───── The data

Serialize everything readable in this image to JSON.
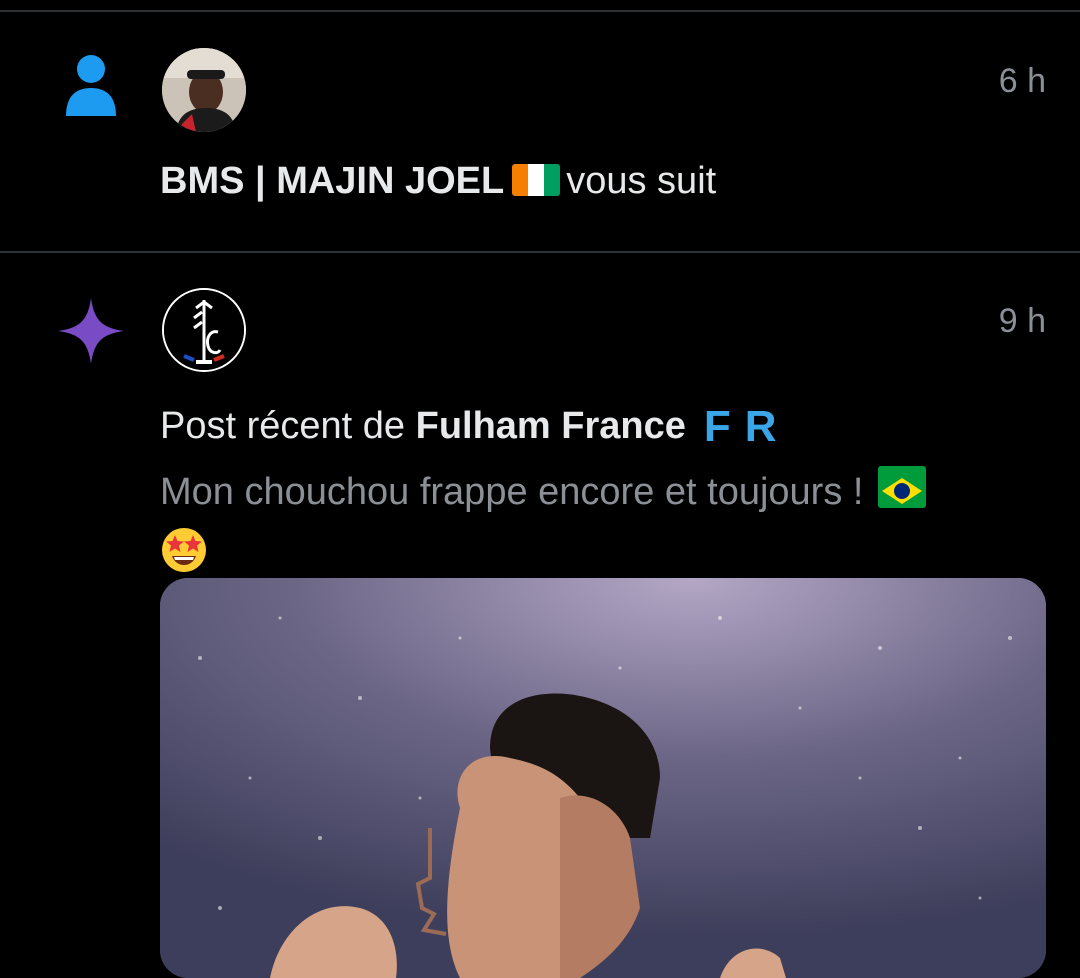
{
  "notifications": [
    {
      "type": "follow",
      "type_icon": "person-icon",
      "icon_color": "#1d9bf0",
      "timestamp": "6 h",
      "user_name": "BMS | MAJIN JOEL",
      "flag": "flag-cote-divoire",
      "action_text": "vous suit"
    },
    {
      "type": "recent-post",
      "type_icon": "sparkle-icon",
      "icon_color": "#794bc4",
      "timestamp": "9 h",
      "prefix_text": "Post récent de",
      "account_name": "Fulham France",
      "badge_text": "FR",
      "post_text": "Mon chouchou frappe encore et toujours !",
      "post_emojis": [
        "flag-brazil",
        "star-struck"
      ]
    }
  ],
  "colors": {
    "background": "#000000",
    "divider": "#2f3336",
    "text_primary": "#e7e9ea",
    "text_secondary": "#8b9096",
    "badge": "#3aa6e8"
  }
}
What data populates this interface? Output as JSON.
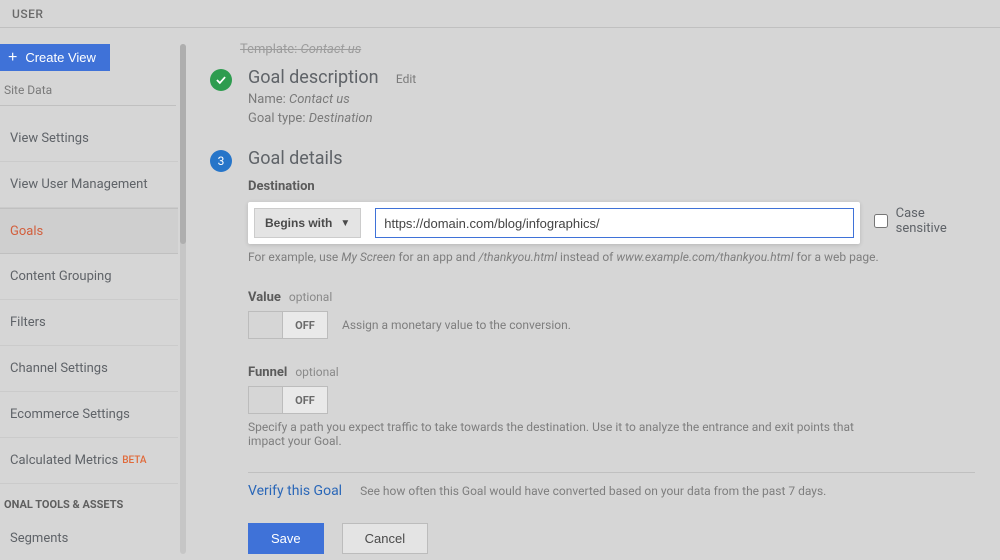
{
  "topbar": {
    "label": "USER"
  },
  "sidebar": {
    "create_view": "Create View",
    "site_data": "Site Data",
    "items": [
      {
        "label": "View Settings"
      },
      {
        "label": "View User Management"
      },
      {
        "label": "Goals"
      },
      {
        "label": "Content Grouping"
      },
      {
        "label": "Filters"
      },
      {
        "label": "Channel Settings"
      },
      {
        "label": "Ecommerce Settings"
      },
      {
        "label": "Calculated Metrics"
      }
    ],
    "beta": "BETA",
    "section_personal": "ONAL TOOLS & ASSETS",
    "segments": "Segments"
  },
  "template": {
    "label": "Template:",
    "value": "Contact us"
  },
  "desc": {
    "title": "Goal description",
    "edit": "Edit",
    "name_label": "Name:",
    "name_value": "Contact us",
    "type_label": "Goal type:",
    "type_value": "Destination"
  },
  "details": {
    "title": "Goal details",
    "step_num": "3",
    "destination": {
      "label": "Destination",
      "match_type": "Begins with",
      "value": "https://domain.com/blog/infographics/",
      "case_sensitive": "Case sensitive",
      "hint_pre": "For example, use ",
      "hint_i1": "My Screen",
      "hint_mid": " for an app and ",
      "hint_i2": "/thankyou.html",
      "hint_mid2": " instead of ",
      "hint_i3": "www.example.com/thankyou.html",
      "hint_post": " for a web page."
    },
    "value": {
      "label": "Value",
      "optional": "optional",
      "toggle": "OFF",
      "desc": "Assign a monetary value to the conversion."
    },
    "funnel": {
      "label": "Funnel",
      "optional": "optional",
      "toggle": "OFF",
      "desc": "Specify a path you expect traffic to take towards the destination. Use it to analyze the entrance and exit points that impact your Goal."
    }
  },
  "verify": {
    "link": "Verify this Goal",
    "desc": "See how often this Goal would have converted based on your data from the past 7 days."
  },
  "buttons": {
    "save": "Save",
    "cancel": "Cancel"
  }
}
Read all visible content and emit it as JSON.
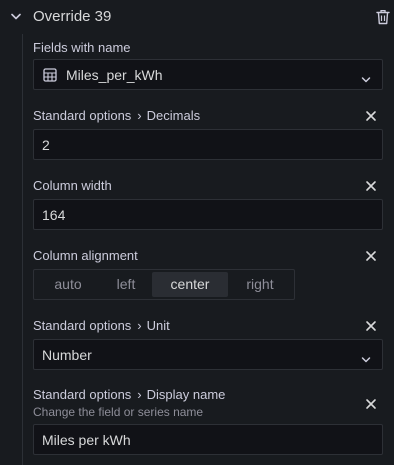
{
  "override": {
    "title": "Override 39"
  },
  "fields_with_name": {
    "label": "Fields with name",
    "value": "Miles_per_kWh"
  },
  "decimals": {
    "category": "Standard options",
    "label": "Decimals",
    "value": "2"
  },
  "column_width": {
    "label": "Column width",
    "value": "164"
  },
  "column_alignment": {
    "label": "Column alignment",
    "options": [
      "auto",
      "left",
      "center",
      "right"
    ],
    "selected": "center"
  },
  "unit": {
    "category": "Standard options",
    "label": "Unit",
    "value": "Number"
  },
  "display_name": {
    "category": "Standard options",
    "label": "Display name",
    "description": "Change the field or series name",
    "value": "Miles per kWh"
  },
  "colors": {
    "background": "#181b1f",
    "input_bg": "#111217",
    "border": "#2d3036",
    "text": "#ccccdc",
    "muted": "#8e8e99"
  },
  "icons": {
    "collapse": "chevron-down-icon",
    "delete": "trash-icon",
    "field_matcher": "table-grid-icon",
    "remove_property": "close-icon",
    "dropdown": "caret-down-icon"
  }
}
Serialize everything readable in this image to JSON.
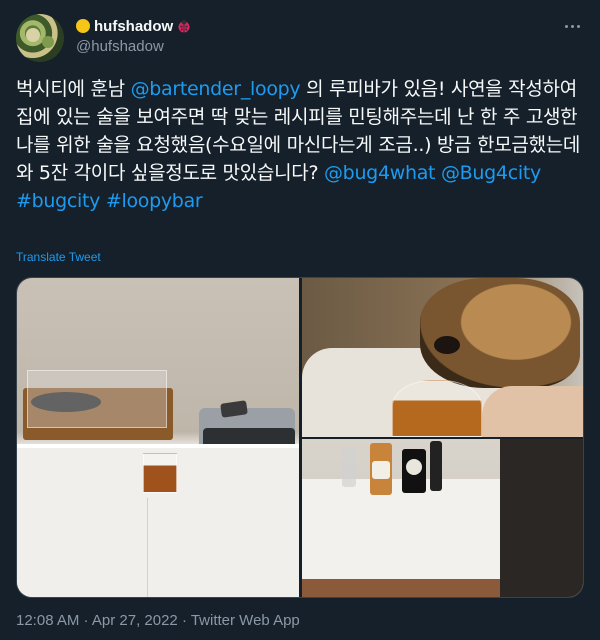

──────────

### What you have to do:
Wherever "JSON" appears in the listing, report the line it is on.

### Task result:
Serialize everything readable in this image to JSON.
What data populates this interface? Output as JSON.
Read all visible content and emit it as JSON.
Serialize everything readable in this image to JSON.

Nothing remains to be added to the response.